From another alum, Nabeel Ebeid:

More than anything, I’m embarrassed. UChicago taught me to question so many assumptions and helped me to revise so many of my priors with logic and data. For the school to send its undergrads a letter without a clear definition of “safe space” or “trigger warning,” without any reference to sexual assault, harassment, or the contexts in which these words emerged, and without substantiating any link between those terms and academic freedom, Ellison is being lazy at best and, at worst, gratuitously malicious. One need not denigrate safe spaces or trigger warnings to support academic freedom or defend the right to bring controversial speakers to campus.

More puzzling is that the school is full of safe spaces: the Center for Identity and Inclusion (Amandla Center in my day), worship groups, any number of campus affinity groups, etc (to say nothing of health counselors’ offices). The school appears to endorse them wholeheartedly, and it's hard to imagine a day when it wouldn’t. These spaces have provided both vibrant fora for in-group discussion as well as support systems for the marginalized. In my time at UChicago, they contributed to campus conversation with a wide array of speakers and perspectives that were often underrepresented in the Core. I can’t recall a single instance in which these communities stifled free speech.

The aversion to trigger warnings seems even stranger. Trigger warnings by definition prepare the reader or listener for triggering content; the notion that these warnings stifle speech is unsubstantiated and farfetched. I also wonder how taking a stance against trigger warnings doesn’t stifle the free speech of professors who may see value in sensitivity when introducing potentially triggering material. Finally, I wonder what kind of message a note like this sends to community members who may already be wary from recent Title IX investigations.

Ellison seems to be reacting viscerally to the feeling that the marginalized have it too easy. If he was concerned about disinviting speakers, he could have said as much. Instead, he chose to bash vaguely liberal-sounding terms without appearing to understand them, and he strung them together into a paragraph of non sequiturs ... all in the name of freedom.

From another alum, Maira Khwaja, who graduated this past June:

Dean Ellison misrepresents what trigger warnings and safe spaces have been on our campus, which are often nuanced and personalized for each professor (UChicago is nothing if not nuanced and overly verbose) and syllabi and department and extracurricular. His simplification, misrepresentation, and conflation of trigger warnings/safe spaces/disinviting speakers are poor examples of the “rigorous discourse” that he boasts.

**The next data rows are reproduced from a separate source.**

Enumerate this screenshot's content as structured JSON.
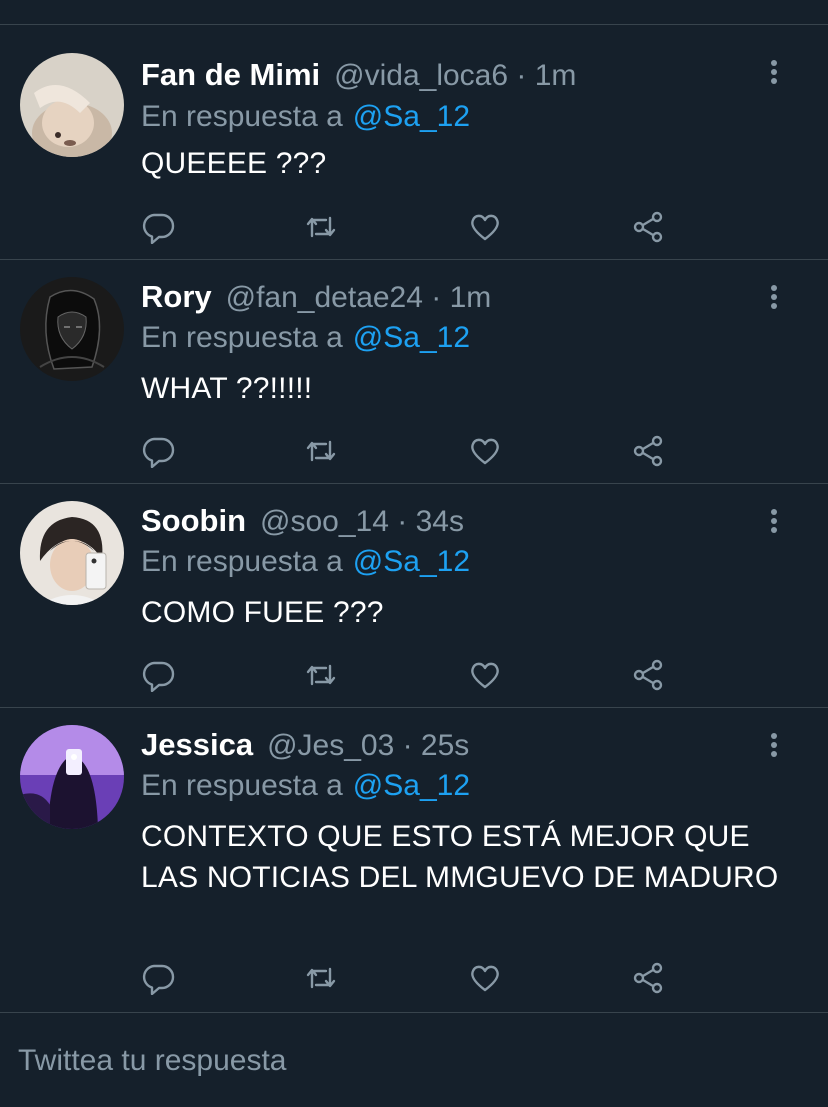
{
  "colors": {
    "background": "#15202b",
    "divider": "#38444d",
    "secondary_text": "#8899a6",
    "link": "#1da1f2"
  },
  "tweets": [
    {
      "name": "Fan de Mimi",
      "handle_meta": "@vida_loca6 · 1m",
      "reply_prefix": "En respuesta a",
      "reply_to": "@Sa_12",
      "text": "QUEEEE ???",
      "avatar": "avatar-fan-de-mimi"
    },
    {
      "name": "Rory",
      "handle_meta": "@fan_detae24 · 1m",
      "reply_prefix": "En respuesta a",
      "reply_to": "@Sa_12",
      "text": "WHAT ??!!!!!",
      "avatar": "avatar-rory"
    },
    {
      "name": "Soobin",
      "handle_meta": "@soo_14 · 34s",
      "reply_prefix": "En respuesta a",
      "reply_to": "@Sa_12",
      "text": "COMO FUEE ???",
      "avatar": "avatar-soobin"
    },
    {
      "name": "Jessica",
      "handle_meta": "@Jes_03 · 25s",
      "reply_prefix": "En respuesta a",
      "reply_to": "@Sa_12",
      "text": "CONTEXTO QUE ESTO ESTÁ MEJOR QUE LAS NOTICIAS DEL MMGUEVO DE MADURO",
      "avatar": "avatar-jessica"
    }
  ],
  "icons": {
    "reply": "reply-icon",
    "retweet": "retweet-icon",
    "like": "heart-icon",
    "share": "share-icon",
    "more": "more-vertical-icon"
  },
  "composer": {
    "placeholder": "Twittea tu respuesta"
  }
}
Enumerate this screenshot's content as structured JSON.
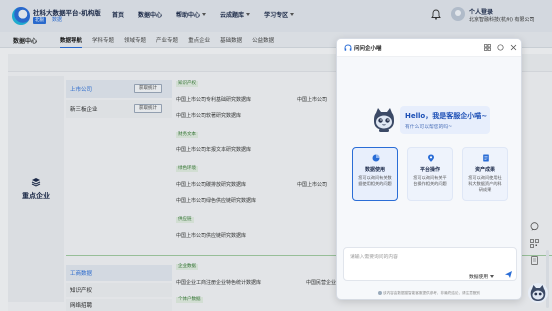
{
  "header": {
    "title": "社科大数据平台-机构版",
    "badge": "北银",
    "badge_sub": "数据",
    "nav": [
      {
        "label": "首页",
        "caret": false
      },
      {
        "label": "数据中心",
        "caret": false
      },
      {
        "label": "帮助中心",
        "caret": true
      },
      {
        "label": "云成题库",
        "caret": true
      },
      {
        "label": "学习专区",
        "caret": true
      }
    ],
    "user_name": "个人登录",
    "user_org": "北京智融科技(杭州) 有限公司"
  },
  "subnav": {
    "title": "数据中心",
    "tabs": [
      {
        "label": "数据导航",
        "active": true
      },
      {
        "label": "学科专题",
        "active": false
      },
      {
        "label": "领域专题",
        "active": false
      },
      {
        "label": "产业专题",
        "active": false
      },
      {
        "label": "重点企业",
        "active": false
      },
      {
        "label": "基础数据",
        "active": false
      },
      {
        "label": "公益数据",
        "active": false
      }
    ]
  },
  "content": {
    "category": "重点企业",
    "subcategories": [
      {
        "label": "上市公司",
        "button": "获取统计"
      },
      {
        "label": "新三板企业",
        "button": "获取统计"
      },
      {
        "label": "工商数据",
        "button": ""
      },
      {
        "label": "知识产权",
        "button": ""
      },
      {
        "label": "网络招聘",
        "button": ""
      }
    ],
    "groups": [
      {
        "tag": "知识产权",
        "items": [
          "中国上市公司专利基础研究数据库",
          "中国上市公司"
        ]
      },
      {
        "tag": "",
        "items": [
          "中国上市公司软著研究数据库"
        ]
      },
      {
        "tag": "财务文本",
        "items": [
          "中国上市公司年报文本研究数据库"
        ]
      },
      {
        "tag": "绿色环境",
        "items": [
          "中国上市公司碳排放研究数据库",
          "中国上市公司"
        ]
      },
      {
        "tag": "",
        "items": [
          "中国上市公司绿色供应链研究数据库"
        ]
      },
      {
        "tag": "供应链",
        "items": [
          "中国上市公司供应链研究数据库"
        ]
      },
      {
        "tag": "企业数据",
        "items": [
          "中国企业工商注册企业特色统计数据库",
          "中国民营企业"
        ]
      },
      {
        "tag": "个体户数据",
        "items": []
      }
    ]
  },
  "chat": {
    "title": "问问企小喵",
    "greeting": "Hello，我是客服企小喵~",
    "greeting_sub": "有什么可以帮您的吗~",
    "cards": [
      {
        "title": "数据使用",
        "desc": "您可以询问有关数据使用相关的问题",
        "icon": "pie-chart-icon",
        "active": true
      },
      {
        "title": "平台操作",
        "desc": "您可以询问有关平台操作相关的问题",
        "icon": "location-pin-icon",
        "active": false
      },
      {
        "title": "资产成果",
        "desc": "您可以询问使用社科大数据资产的科研成果",
        "icon": "document-icon",
        "active": false
      }
    ],
    "input_placeholder": "请输入需要询问的内容",
    "mode_label": "数据使用",
    "footer": "该内容由数据猫智能客服提供参考，非最终结论，请注意甄别"
  },
  "colors": {
    "accent": "#2a6dd6",
    "bubble_bg": "#e7eefc"
  }
}
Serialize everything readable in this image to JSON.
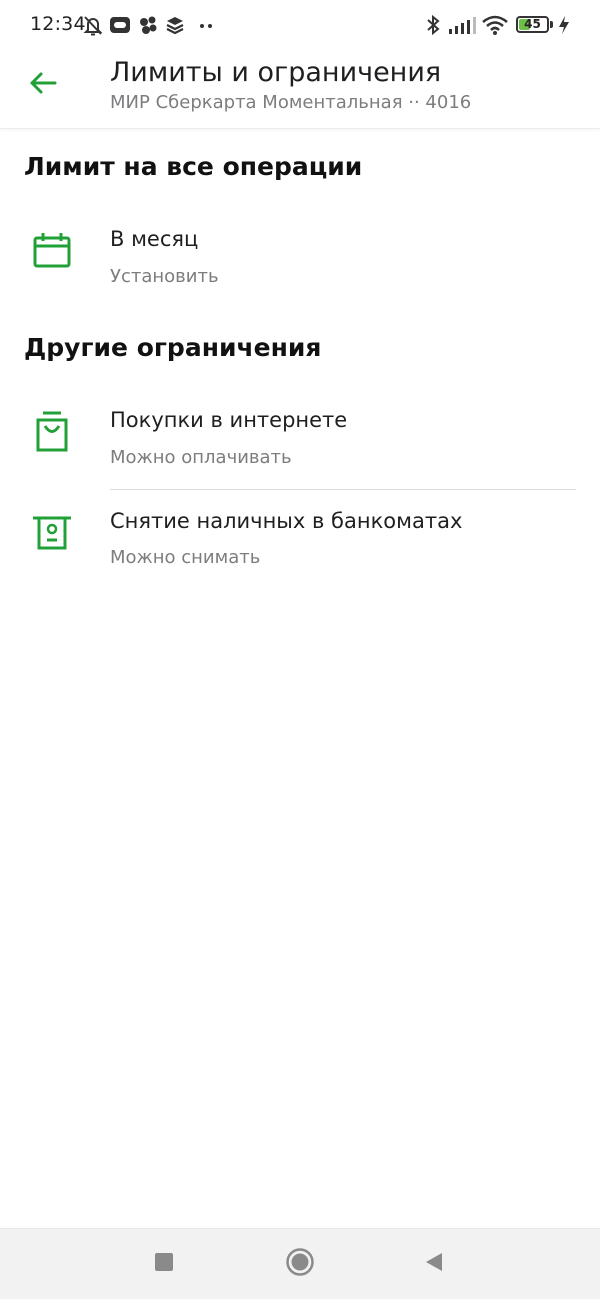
{
  "status_bar": {
    "time": "12:34",
    "battery_level": "45",
    "battery_fraction": 0.45,
    "icons": [
      "bell-off-icon",
      "chat-bubble-icon",
      "dots-app-icon",
      "layers-icon",
      "more-dots-icon",
      "bluetooth-icon",
      "signal-icon",
      "wifi-icon",
      "battery-icon",
      "charging-icon"
    ]
  },
  "app_bar": {
    "back_icon": "arrow-left-icon",
    "title": "Лимиты и ограничения",
    "subtitle": "МИР Сберкарта Моментальная ·· 4016"
  },
  "sections": [
    {
      "title": "Лимит на все операции",
      "items": [
        {
          "icon": "calendar-icon",
          "title": "В месяц",
          "subtitle": "Установить"
        }
      ]
    },
    {
      "title": "Другие ограничения",
      "items": [
        {
          "icon": "shopping-bag-icon",
          "title": "Покупки в интернете",
          "subtitle": "Можно оплачивать"
        },
        {
          "icon": "atm-icon",
          "title": "Снятие наличных в банкоматах",
          "subtitle": "Можно снимать"
        }
      ]
    }
  ],
  "nav_bar": {
    "buttons": [
      "recent-apps-icon",
      "home-icon",
      "back-triangle-icon"
    ]
  },
  "colors": {
    "accent": "#21a038",
    "text_primary": "#1f1f22",
    "text_secondary": "#7d7d80",
    "battery_green": "#6cc04a"
  }
}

In our histories of violence class, we did not shy away from any of America’s most brutal understudied history, but we were given a thoughtful paragraph on the syllabus about the nature of the images and text we’d read in the archive. It'd be naive and foolish to disregard that thoughtful paragraph from our professor as something other than analysis that contributed to class discussion and understanding.

Safe spaces are not made so that students can “retreat” from ideas they don't want to hear; in fact, often safe spaces are built in our campus so that they can dive even further, with careful support (like support staff on hand, or respectful mutually made ground rules created), into discussions that would often be too uncomfortable for the classroom.

An anonymous alum:

I’m very disappointed in this admin at my former school over his nonsense about trigger warnings destroying freedom. And I love that it's a scholar at my current one so splendidly calling him out: As CUNY historian Angus Johnston notes, “There’s no college in the country where profs are required to give trigger warnings. They’re all voluntary pedagogical choices. Which means a professor’s use of trigger warnings isn’t a threat to academic freedom. It’s a MANIFESTATION of academic freedom.’”

Academic freedom means that professors get to design their syllabus, not administrators like Ellison. His letter is a prime example of how the outcry against “political correctness” often leads to policy changes that limit free speech."